"It's very difficult to say. But of one thing I'm sure. The chances aren't negligible."
"Nor are the chances of our being caught, either before or after."
After a silence of some minutes, Brenda said,
"There's something about the physical side of love that's like death. It can't be taken lightly."
"So, having gotten seriously involved in the one, we're prepared to consider the other?"
"Something like that."
In conversation with the Tso family, it was agreed that Sam would buy a used van of nondescript appearance in Hamburg. It was clear by this time that he could pass as an ordinary German, and, even if he bumbled a bit, no harm would be done. He would then drive the van to Rosbeck and park it on one of the streets in the small commercial district. They would move it every day or so to preclude it's being towed away as an abandoned vehicle.

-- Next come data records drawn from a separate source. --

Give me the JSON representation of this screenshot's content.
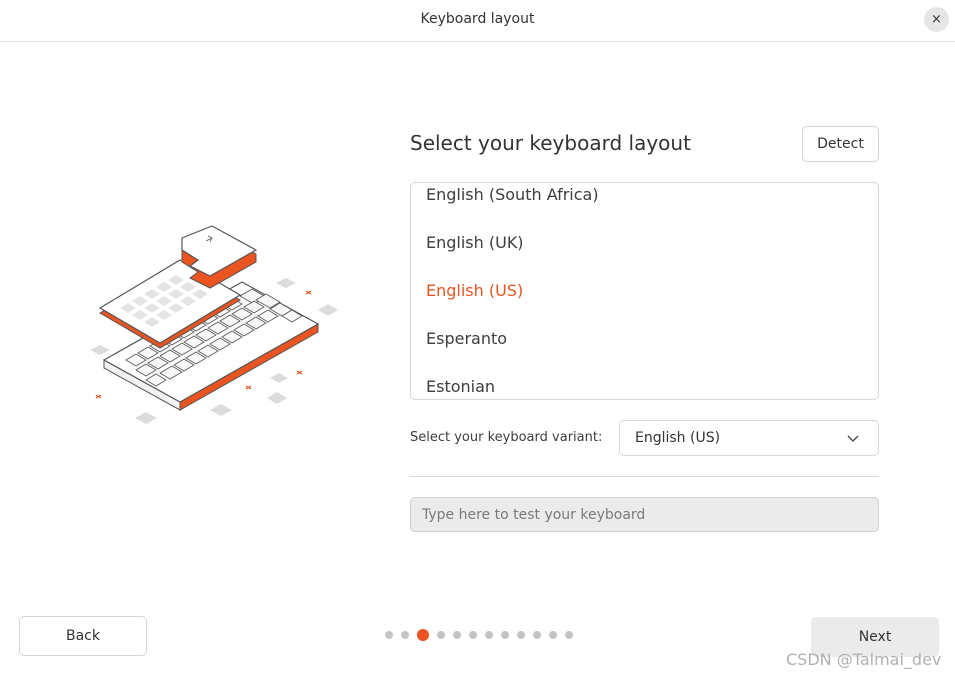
{
  "window": {
    "title": "Keyboard layout",
    "close_icon": "×"
  },
  "main": {
    "heading": "Select your keyboard layout",
    "detect_label": "Detect",
    "layouts": [
      {
        "label": "English (South Africa)",
        "selected": false
      },
      {
        "label": "English (UK)",
        "selected": false
      },
      {
        "label": "English (US)",
        "selected": true
      },
      {
        "label": "Esperanto",
        "selected": false
      },
      {
        "label": "Estonian",
        "selected": false
      }
    ],
    "variant_label": "Select your keyboard variant:",
    "variant_value": "English (US)",
    "test_placeholder": "Type here to test your keyboard"
  },
  "footer": {
    "back_label": "Back",
    "next_label": "Next",
    "page_current": 3,
    "page_total": 12
  },
  "watermark": "CSDN @Talmai_dev",
  "colors": {
    "accent": "#e95420",
    "dot_inactive": "#c4c4c4"
  }
}
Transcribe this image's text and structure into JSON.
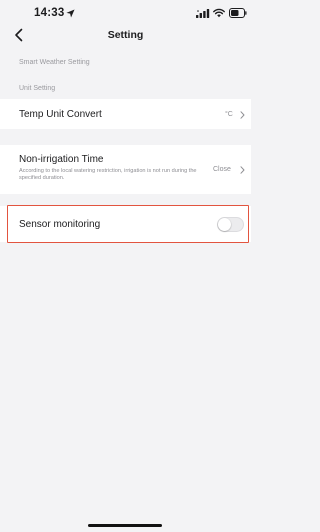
{
  "status_bar": {
    "time": "14:33",
    "icons": [
      "location-arrow-icon",
      "signal-icon",
      "wifi-icon",
      "battery-icon"
    ]
  },
  "nav": {
    "back_icon": "chevron-left-icon",
    "title": "Setting"
  },
  "sections": {
    "smart_weather": "Smart Weather Setting",
    "unit": "Unit Setting"
  },
  "temp_unit": {
    "label": "Temp Unit Convert",
    "value": "°C"
  },
  "non_irrigation": {
    "label": "Non-irrigation Time",
    "description": "According to the local watering restriction,   irrigation is not run during the specified duration.",
    "value": "Close"
  },
  "sensor_monitoring": {
    "label": "Sensor monitoring",
    "enabled": false
  },
  "colors": {
    "highlight_border": "#e2543f",
    "background": "#f3f3f5",
    "row_background": "#ffffff"
  }
}
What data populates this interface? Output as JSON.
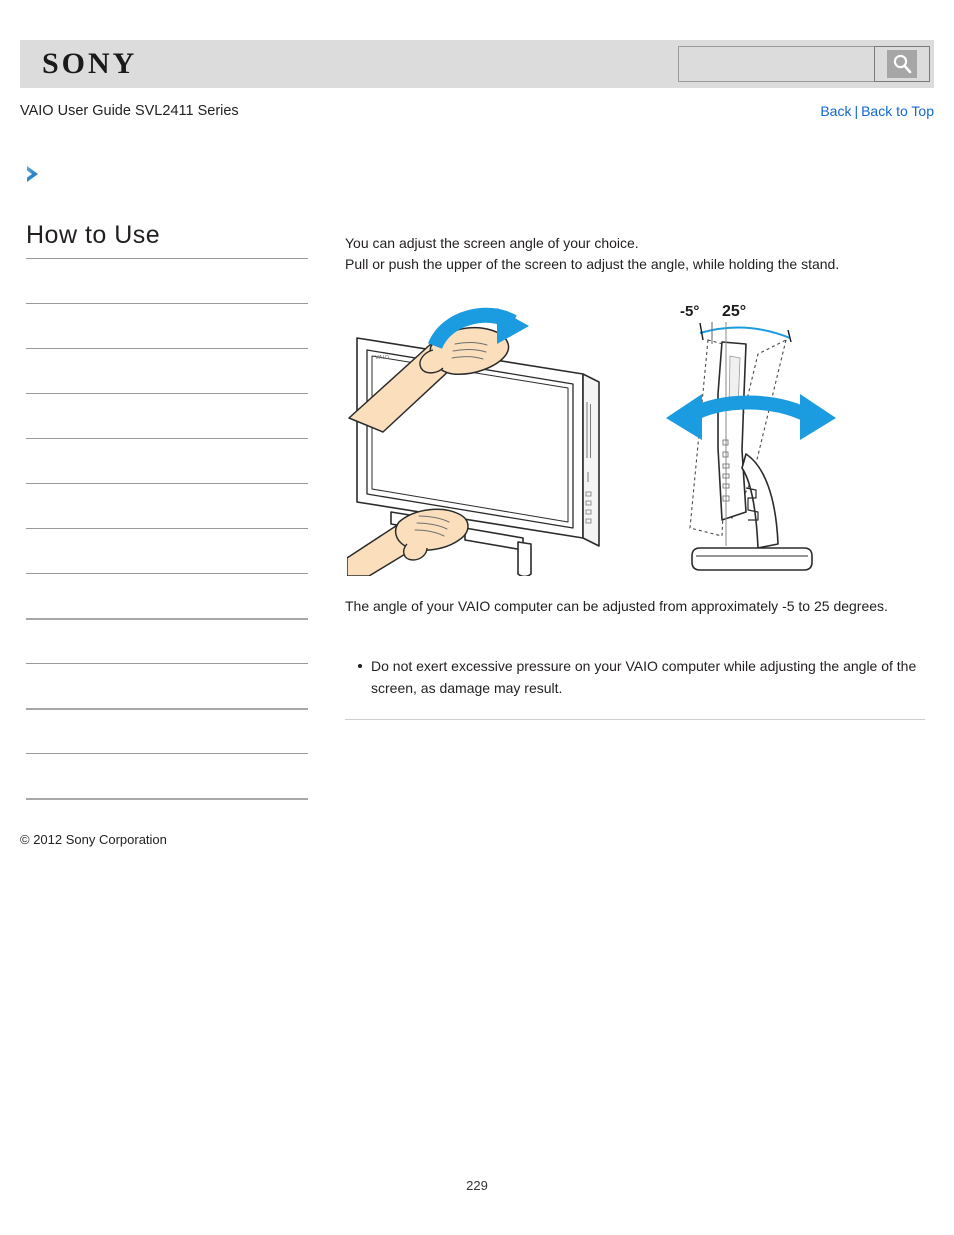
{
  "header": {
    "logo_text": "SONY",
    "search": {
      "value": "",
      "placeholder": "",
      "icon": "search-icon",
      "button_label": ""
    },
    "bg_color": "#dcdcdc"
  },
  "title_row": {
    "doc_title": "VAIO User Guide SVL2411 Series",
    "links": {
      "back": "Back",
      "separator": "|",
      "back_to_top": "Back to Top"
    },
    "link_color": "#1268cc"
  },
  "chevron": {
    "icon": "chevron-right-icon",
    "color_dark": "#2078c0",
    "color_light": "#63abdc"
  },
  "sidebar": {
    "heading": "How to Use",
    "items": [
      {
        "label": "",
        "divider": "thin"
      },
      {
        "label": "",
        "divider": "thin"
      },
      {
        "label": "",
        "divider": "thin"
      },
      {
        "label": "",
        "divider": "thin"
      },
      {
        "label": "",
        "divider": "thin"
      },
      {
        "label": "",
        "divider": "thin"
      },
      {
        "label": "",
        "divider": "thin"
      },
      {
        "label": "",
        "divider": "thin"
      },
      {
        "label": "",
        "divider": "thick"
      },
      {
        "label": "",
        "divider": "thin"
      },
      {
        "label": "",
        "divider": "thick"
      },
      {
        "label": "",
        "divider": "thin"
      },
      {
        "label": "",
        "divider": "thick"
      }
    ]
  },
  "content": {
    "intro_line_1": "You can adjust the screen angle of your choice.",
    "intro_line_2": "Pull or push the upper of the screen to adjust the angle, while holding the stand.",
    "angle_note": "The angle of your VAIO computer can be adjusted from approximately -5 to 25 degrees.",
    "caution_items": [
      "Do not exert excessive pressure on your VAIO computer while adjusting the angle of the screen, as damage may result."
    ],
    "figure_left": {
      "name": "vaio-tilt-hands-illustration",
      "arrow_color": "#1b9be0",
      "skin_color": "#fbdfbd"
    },
    "figure_right": {
      "name": "vaio-tilt-angle-side-illustration",
      "label_min": "-5°",
      "label_max": "25°",
      "arrow_color": "#1b9be0"
    }
  },
  "footer": {
    "copyright": "© 2012 Sony Corporation"
  },
  "page_number": "229"
}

Yo-wen suggested a closed van lettered for a fictitious firm of auctioneers in Hamburg. Since a casual obvserver wouldn't be able to tell whether things were being taken into, or out of, the building, the story, if required, would be that the university was auctioning off old books no longer useful for scholarship. Sam then asked,
"How in the world could we get the explosives?"
The general laughed and Shih-ninh looked pleased. Yo-wen said,
"We have ways of getting many things. Haven't you wondered how we got the false documents we're using here?"
"I was a little surprised that things went so smoothly at the police station."
Yo-wen seemed a little hesitant at first, but then explained. While still in China, General Tso had patronized several world-wide networks for various kinds of contraband. These featured almost anything a warlord might need, from false passports to TNT. Sam had the uneasy feeling that Yo-wen and her family, so good at improvising quickly, might be ready to blow the building up in a week's time.